- drivers regularly checking in
Health and safety responsibilities for contractors
Both you and any contractor you use have duties under health and safety and road traffic law when vehicles are used on the road.
- ensuring contractors are competent to do the job without risks to the health and safety of their workers and other road users
- providing contractors with information on the risks from your activities and the controls you have in place, for example company standards and policies (aims, commitments, guidelines, resource, responsibilities, dos, and don'ts) for vehicle and driver safety
- whether you have arrangements in place to ensure contractors tell you about risks from their work
- what arrangements you need to ensure co-operation and co-ordination to ensure everyone’s health and safety
- what you need to do to agree any controls before work starts and to monitor the ongoing work of contractors
- providing information and advice on long hours, fatigue and ill health
The leaflet 'Using contractors: A brief guide' gives guidance on your health and safety duties. Download a copy at the link below:

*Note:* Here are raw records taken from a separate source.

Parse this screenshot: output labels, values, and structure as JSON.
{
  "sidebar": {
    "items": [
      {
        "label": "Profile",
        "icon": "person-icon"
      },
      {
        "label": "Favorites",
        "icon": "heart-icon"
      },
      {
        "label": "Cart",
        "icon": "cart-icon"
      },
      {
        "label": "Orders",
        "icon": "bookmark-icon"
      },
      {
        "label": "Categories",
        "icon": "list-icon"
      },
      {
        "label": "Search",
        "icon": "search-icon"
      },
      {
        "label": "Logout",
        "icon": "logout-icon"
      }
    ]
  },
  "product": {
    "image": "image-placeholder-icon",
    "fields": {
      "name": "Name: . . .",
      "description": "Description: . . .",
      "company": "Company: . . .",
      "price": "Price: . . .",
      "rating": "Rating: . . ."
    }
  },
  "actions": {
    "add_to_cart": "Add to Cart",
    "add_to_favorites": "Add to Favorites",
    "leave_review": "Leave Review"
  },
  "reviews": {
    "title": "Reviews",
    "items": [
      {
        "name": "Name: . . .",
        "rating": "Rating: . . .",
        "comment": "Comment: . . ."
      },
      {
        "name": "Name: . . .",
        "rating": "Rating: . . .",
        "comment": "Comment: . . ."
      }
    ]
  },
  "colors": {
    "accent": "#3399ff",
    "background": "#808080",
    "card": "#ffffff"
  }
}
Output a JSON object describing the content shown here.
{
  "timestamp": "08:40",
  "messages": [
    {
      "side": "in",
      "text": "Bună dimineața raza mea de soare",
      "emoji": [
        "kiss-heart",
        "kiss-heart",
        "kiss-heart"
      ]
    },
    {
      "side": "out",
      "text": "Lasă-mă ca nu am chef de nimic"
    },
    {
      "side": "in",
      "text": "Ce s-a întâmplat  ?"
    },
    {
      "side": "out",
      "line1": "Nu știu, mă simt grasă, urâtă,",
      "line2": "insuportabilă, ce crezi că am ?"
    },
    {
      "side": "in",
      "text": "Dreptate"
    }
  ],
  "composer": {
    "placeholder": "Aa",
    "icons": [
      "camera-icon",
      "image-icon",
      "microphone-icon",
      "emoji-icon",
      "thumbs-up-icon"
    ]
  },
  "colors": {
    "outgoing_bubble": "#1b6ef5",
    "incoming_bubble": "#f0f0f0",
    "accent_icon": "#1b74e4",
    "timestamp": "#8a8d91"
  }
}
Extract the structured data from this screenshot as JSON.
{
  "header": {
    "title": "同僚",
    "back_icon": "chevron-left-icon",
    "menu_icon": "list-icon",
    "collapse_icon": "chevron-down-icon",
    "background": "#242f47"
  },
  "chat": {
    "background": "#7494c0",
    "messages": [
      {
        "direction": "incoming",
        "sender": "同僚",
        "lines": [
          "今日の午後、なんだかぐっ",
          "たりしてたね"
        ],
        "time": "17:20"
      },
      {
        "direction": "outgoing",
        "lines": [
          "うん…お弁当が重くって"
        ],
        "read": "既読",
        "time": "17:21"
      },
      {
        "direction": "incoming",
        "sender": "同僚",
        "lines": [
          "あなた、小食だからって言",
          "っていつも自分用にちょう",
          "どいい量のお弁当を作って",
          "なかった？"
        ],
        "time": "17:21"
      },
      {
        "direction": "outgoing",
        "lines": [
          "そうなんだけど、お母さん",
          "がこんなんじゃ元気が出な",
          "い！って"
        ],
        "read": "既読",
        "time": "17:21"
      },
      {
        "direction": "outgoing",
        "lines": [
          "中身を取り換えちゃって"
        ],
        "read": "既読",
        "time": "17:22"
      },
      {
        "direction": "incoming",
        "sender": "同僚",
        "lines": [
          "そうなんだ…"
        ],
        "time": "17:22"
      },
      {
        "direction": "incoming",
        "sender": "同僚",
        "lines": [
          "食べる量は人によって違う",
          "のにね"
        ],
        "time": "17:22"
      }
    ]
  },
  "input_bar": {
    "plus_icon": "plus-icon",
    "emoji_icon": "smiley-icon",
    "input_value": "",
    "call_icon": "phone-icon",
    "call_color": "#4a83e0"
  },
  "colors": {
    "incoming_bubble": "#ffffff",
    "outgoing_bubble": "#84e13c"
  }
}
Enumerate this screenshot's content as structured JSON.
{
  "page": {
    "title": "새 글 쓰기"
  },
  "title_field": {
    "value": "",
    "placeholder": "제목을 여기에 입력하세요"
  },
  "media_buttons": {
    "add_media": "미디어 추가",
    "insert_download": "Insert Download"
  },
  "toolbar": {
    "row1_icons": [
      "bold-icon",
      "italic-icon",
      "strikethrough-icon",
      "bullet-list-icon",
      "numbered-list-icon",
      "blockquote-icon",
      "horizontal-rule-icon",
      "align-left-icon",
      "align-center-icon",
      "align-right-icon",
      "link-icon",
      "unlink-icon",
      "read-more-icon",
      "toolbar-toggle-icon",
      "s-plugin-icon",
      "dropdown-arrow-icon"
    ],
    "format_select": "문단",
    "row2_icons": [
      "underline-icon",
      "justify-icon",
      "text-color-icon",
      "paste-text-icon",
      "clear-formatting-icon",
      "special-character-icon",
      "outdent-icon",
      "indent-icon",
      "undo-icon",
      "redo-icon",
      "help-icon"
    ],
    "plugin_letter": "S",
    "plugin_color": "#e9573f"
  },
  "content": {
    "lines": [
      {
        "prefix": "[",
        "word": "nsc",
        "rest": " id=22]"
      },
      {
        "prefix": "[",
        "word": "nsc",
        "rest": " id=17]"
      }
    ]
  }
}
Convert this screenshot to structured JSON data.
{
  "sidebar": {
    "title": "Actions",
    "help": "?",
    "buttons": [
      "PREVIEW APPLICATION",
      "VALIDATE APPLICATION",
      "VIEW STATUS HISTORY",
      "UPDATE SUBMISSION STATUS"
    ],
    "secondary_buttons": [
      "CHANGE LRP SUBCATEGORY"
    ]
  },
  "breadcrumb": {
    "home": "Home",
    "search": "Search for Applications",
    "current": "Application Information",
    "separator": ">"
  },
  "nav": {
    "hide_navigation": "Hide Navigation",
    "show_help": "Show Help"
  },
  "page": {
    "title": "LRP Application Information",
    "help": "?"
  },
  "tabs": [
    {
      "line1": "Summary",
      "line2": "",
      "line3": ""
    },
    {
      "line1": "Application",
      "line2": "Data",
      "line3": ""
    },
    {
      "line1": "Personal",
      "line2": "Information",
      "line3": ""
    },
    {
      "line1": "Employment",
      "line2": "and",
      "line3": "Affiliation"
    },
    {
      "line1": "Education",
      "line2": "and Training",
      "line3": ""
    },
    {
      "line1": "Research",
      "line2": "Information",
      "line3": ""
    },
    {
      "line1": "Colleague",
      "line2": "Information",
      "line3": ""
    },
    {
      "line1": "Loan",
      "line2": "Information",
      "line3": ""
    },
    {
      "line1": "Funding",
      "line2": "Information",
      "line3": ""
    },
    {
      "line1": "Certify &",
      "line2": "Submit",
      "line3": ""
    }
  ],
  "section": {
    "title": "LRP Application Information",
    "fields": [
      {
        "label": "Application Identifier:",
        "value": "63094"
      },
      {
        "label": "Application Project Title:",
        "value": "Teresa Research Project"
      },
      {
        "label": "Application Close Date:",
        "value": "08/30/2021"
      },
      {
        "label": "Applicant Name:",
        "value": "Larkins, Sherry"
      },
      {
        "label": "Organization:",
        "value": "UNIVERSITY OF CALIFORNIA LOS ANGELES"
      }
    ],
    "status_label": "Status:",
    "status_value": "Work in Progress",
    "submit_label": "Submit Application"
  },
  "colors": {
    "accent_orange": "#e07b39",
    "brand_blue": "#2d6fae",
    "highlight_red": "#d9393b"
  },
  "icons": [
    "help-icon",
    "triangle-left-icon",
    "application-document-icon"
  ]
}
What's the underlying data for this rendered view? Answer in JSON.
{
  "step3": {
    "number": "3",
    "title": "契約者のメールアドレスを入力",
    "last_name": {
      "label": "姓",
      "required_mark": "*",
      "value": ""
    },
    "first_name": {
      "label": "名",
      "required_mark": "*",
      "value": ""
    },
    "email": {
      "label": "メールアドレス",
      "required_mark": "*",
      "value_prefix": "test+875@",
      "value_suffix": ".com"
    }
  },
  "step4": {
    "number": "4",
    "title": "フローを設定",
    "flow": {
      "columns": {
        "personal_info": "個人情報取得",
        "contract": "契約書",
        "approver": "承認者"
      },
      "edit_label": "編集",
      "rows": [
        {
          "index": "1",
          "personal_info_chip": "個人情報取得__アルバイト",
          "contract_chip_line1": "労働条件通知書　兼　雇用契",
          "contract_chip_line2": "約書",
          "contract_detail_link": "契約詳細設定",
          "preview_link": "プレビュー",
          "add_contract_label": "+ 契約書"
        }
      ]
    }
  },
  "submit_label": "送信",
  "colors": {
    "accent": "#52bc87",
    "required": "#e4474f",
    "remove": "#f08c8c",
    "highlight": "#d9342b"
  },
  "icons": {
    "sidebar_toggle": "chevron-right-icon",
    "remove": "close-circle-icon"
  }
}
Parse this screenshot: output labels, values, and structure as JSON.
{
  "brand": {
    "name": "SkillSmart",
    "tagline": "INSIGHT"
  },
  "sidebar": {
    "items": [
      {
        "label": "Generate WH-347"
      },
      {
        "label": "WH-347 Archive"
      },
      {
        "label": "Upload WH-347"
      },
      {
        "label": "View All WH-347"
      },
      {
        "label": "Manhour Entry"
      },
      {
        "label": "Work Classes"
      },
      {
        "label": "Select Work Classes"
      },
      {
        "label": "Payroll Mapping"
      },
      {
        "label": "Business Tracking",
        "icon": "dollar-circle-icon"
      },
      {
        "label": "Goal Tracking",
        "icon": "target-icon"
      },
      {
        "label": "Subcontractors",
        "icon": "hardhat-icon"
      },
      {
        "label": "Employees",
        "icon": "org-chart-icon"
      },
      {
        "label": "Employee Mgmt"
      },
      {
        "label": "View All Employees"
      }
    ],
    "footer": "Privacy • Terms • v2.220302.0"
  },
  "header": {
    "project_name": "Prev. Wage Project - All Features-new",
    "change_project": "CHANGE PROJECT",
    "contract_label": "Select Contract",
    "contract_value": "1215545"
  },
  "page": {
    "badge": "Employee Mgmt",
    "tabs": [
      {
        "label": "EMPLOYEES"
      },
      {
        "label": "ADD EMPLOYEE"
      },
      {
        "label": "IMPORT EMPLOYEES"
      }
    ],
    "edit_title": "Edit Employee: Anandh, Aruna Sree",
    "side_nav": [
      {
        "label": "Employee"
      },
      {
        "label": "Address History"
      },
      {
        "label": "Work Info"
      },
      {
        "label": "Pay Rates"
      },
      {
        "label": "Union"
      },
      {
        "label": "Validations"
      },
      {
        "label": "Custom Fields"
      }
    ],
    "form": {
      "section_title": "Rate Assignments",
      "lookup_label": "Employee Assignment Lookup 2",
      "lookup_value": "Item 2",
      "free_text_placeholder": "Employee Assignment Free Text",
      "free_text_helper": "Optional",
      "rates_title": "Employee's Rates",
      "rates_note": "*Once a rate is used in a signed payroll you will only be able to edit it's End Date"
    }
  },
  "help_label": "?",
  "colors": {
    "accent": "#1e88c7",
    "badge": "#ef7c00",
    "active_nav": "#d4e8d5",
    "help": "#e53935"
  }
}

Vehicle safety monitoring technology can help you monitor whether your drivers and riders are driving safely, for example not driving erratically.
For further information on this please go to HSE (GB) at the link below:
- Safe Driving in the workplace
- Safe parking in the workplace
- Separating pedestrains and vehicles in the workplace - a simple guide
- Reversing vehicles in the workplace
- Keeping pedestrians safe in the workplace
- Separating pedestrians and vehicles in the workplace - risk assessment
- Introduction to Workplace Transport
- Workplace Transport risk assessment
- Driving at work - an employer guide
- Workplace transport - safety information sheet
- Rider-operated lift trucks
- The safe use of telehandlers in construction - the Strategic Forum Plant Safety Group (www.highwayssafetyhub.com) - PDF format
- Compliance with ADR & Carriage of Dangerous Goods (CDG10) Regs (as amended)
- Quarry vehicle safety
- Inflation of quarry vehicle tyres
- Using tractors safely
- Overturning tractors and other self-propelled vehicles (hse.gov.uk)
- Quad bike safety
- HSG136 - A guide to workplace transport safety - HSE (GB) website
- HSG 144 - The safe use of vehicles on construction sites - pdf format (hse.gov.uk)
- Construction - Excavator industry health & safety (hse.gov.uk)
- Warehousing and storage: Keep it safe INDG412 (hse.gov.uk)
- Waste management and recycling - Transport (hse.gov.uk)
- Workplace transport- Ports and docks - HSE
- Agency and temporary workers
- Report of an accident at a level crossing
- Report of an accident not at a level crossing
- Report of an accident or a dangerous occurrence
- Reporting work-related road traffic incidents to HSENI
- Health and Safety at Work (Northern Ireland) Order 1978 - legislation.gov.uk
- Workplace (Health, Safety and Welfare) Regulations (Northern Ireland) 1993 - legislation.gov.uk
- Lifting Operations and Lifting Equipment Regulations (Northern Ireland) 1999 - legislation.gov.uk
- Provision and Use of Work Equipment Regulations (Northern Ireland) 1999 - legislation.gov.uk